(Recorded data)
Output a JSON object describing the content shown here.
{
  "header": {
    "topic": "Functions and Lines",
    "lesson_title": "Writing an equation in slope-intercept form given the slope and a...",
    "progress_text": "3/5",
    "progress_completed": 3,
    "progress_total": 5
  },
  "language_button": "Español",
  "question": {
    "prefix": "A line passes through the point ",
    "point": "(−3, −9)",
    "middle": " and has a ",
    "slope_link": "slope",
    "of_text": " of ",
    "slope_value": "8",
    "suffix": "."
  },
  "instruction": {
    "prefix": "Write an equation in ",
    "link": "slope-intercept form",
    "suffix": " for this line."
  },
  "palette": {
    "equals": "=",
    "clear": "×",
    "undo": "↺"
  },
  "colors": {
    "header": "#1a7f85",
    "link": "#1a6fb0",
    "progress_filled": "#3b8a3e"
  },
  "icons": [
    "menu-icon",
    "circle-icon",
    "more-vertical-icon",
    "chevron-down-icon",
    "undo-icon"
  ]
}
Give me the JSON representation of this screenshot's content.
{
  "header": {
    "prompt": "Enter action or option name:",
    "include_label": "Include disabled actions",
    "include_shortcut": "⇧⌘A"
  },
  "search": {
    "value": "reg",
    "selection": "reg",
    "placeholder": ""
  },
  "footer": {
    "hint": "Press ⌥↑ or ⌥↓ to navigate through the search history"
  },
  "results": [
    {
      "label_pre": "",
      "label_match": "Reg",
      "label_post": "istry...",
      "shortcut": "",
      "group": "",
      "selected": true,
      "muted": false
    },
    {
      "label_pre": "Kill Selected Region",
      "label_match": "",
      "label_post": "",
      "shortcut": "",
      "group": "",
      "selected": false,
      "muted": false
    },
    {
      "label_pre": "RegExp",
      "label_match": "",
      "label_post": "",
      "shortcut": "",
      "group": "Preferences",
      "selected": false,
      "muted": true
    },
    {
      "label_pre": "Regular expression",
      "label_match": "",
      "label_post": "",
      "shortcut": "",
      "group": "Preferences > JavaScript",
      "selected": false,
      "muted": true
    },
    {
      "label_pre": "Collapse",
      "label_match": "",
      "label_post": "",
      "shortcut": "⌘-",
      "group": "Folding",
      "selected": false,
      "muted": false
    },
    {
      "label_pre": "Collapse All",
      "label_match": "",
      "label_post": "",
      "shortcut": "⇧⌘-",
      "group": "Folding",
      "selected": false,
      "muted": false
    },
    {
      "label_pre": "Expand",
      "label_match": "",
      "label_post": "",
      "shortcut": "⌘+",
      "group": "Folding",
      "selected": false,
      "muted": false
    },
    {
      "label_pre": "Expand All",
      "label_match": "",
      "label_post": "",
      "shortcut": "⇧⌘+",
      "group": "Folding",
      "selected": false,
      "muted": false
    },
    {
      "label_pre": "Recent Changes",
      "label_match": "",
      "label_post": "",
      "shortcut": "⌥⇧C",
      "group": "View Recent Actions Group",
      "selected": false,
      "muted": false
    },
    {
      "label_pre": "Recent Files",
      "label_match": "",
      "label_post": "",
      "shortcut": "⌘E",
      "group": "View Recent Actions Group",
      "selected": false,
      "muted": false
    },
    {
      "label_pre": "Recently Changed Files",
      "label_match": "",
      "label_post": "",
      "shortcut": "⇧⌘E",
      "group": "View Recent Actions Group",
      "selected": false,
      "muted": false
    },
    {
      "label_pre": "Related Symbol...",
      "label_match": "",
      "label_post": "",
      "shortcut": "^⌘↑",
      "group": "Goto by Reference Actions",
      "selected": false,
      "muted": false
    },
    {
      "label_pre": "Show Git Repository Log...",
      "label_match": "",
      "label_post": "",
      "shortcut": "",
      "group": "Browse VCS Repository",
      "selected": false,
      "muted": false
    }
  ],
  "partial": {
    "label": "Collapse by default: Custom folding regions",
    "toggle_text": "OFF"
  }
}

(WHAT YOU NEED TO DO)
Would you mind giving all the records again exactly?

(YOUR SOLUTION)
Output a JSON object describing the content shown here.
{
  "header": {
    "topic": "Functions and Lines",
    "lesson_title": "Writing an equation in slope-intercept form given the slope and a...",
    "progress_text": "3/5",
    "progress_completed": 3,
    "progress_total": 5
  },
  "language_button": "Español",
  "question": {
    "prefix": "A line passes through the point ",
    "point": "(−3, −9)",
    "middle": " and has a ",
    "slope_link": "slope",
    "of_text": " of ",
    "slope_value": "8",
    "suffix": "."
  },
  "instruction": {
    "prefix": "Write an equation in ",
    "link": "slope-intercept form",
    "suffix": " for this line."
  },
  "palette": {
    "equals": "=",
    "clear": "×",
    "undo": "↺"
  },
  "colors": {
    "header": "#1a7f85",
    "link": "#1a6fb0",
    "progress_filled": "#3b8a3e"
  },
  "icons": [
    "menu-icon",
    "circle-icon",
    "more-vertical-icon",
    "chevron-down-icon",
    "undo-icon"
  ]
}
Give me the JSON representation of this screenshot's content.
{
  "header": {
    "prompt": "Enter action or option name:",
    "include_label": "Include disabled actions",
    "include_shortcut": "⇧⌘A"
  },
  "search": {
    "value": "reg",
    "selection": "reg",
    "placeholder": ""
  },
  "footer": {
    "hint": "Press ⌥↑ or ⌥↓ to navigate through the search history"
  },
  "results": [
    {
      "label_pre": "",
      "label_match": "Reg",
      "label_post": "istry...",
      "shortcut": "",
      "group": "",
      "selected": true,
      "muted": false
    },
    {
      "label_pre": "Kill Selected Region",
      "label_match": "",
      "label_post": "",
      "shortcut": "",
      "group": "",
      "selected": false,
      "muted": false
    },
    {
      "label_pre": "RegExp",
      "label_match": "",
      "label_post": "",
      "shortcut": "",
      "group": "Preferences",
      "selected": false,
      "muted": true
    },
    {
      "label_pre": "Regular expression",
      "label_match": "",
      "label_post": "",
      "shortcut": "",
      "group": "Preferences > JavaScript",
      "selected": false,
      "muted": true
    },
    {
      "label_pre": "Collapse",
      "label_match": "",
      "label_post": "",
      "shortcut": "⌘-",
      "group": "Folding",
      "selected": false,
      "muted": false
    },
    {
      "label_pre": "Collapse All",
      "label_match": "",
      "label_post": "",
      "shortcut": "⇧⌘-",
      "group": "Folding",
      "selected": false,
      "muted": false
    },
    {
      "label_pre": "Expand",
      "label_match": "",
      "label_post": "",
      "shortcut": "⌘+",
      "group": "Folding",
      "selected": false,
      "muted": false
    },
    {
      "label_pre": "Expand All",
      "label_match": "",
      "label_post": "",
      "shortcut": "⇧⌘+",
      "group": "Folding",
      "selected": false,
      "muted": false
    },
    {
      "label_pre": "Recent Changes",
      "label_match": "",
      "label_post": "",
      "shortcut": "⌥⇧C",
      "group": "View Recent Actions Group",
      "selected": false,
      "muted": false
    },
    {
      "label_pre": "Recent Files",
      "label_match": "",
      "label_post": "",
      "shortcut": "⌘E",
      "group": "View Recent Actions Group",
      "selected": false,
      "muted": false
    },
    {
      "label_pre": "Recently Changed Files",
      "label_match": "",
      "label_post": "",
      "shortcut": "⇧⌘E",
      "group": "View Recent Actions Group",
      "selected": false,
      "muted": false
    },
    {
      "label_pre": "Related Symbol...",
      "label_match": "",
      "label_post": "",
      "shortcut": "^⌘↑",
      "group": "Goto by Reference Actions",
      "selected": false,
      "muted": false
    },
    {
      "label_pre": "Show Git Repository Log...",
      "label_match": "",
      "label_post": "",
      "shortcut": "",
      "group": "Browse VCS Repository",
      "selected": false,
      "muted": false
    }
  ],
  "partial": {
    "label": "Collapse by default: Custom folding regions",
    "toggle_text": "OFF"
  }
}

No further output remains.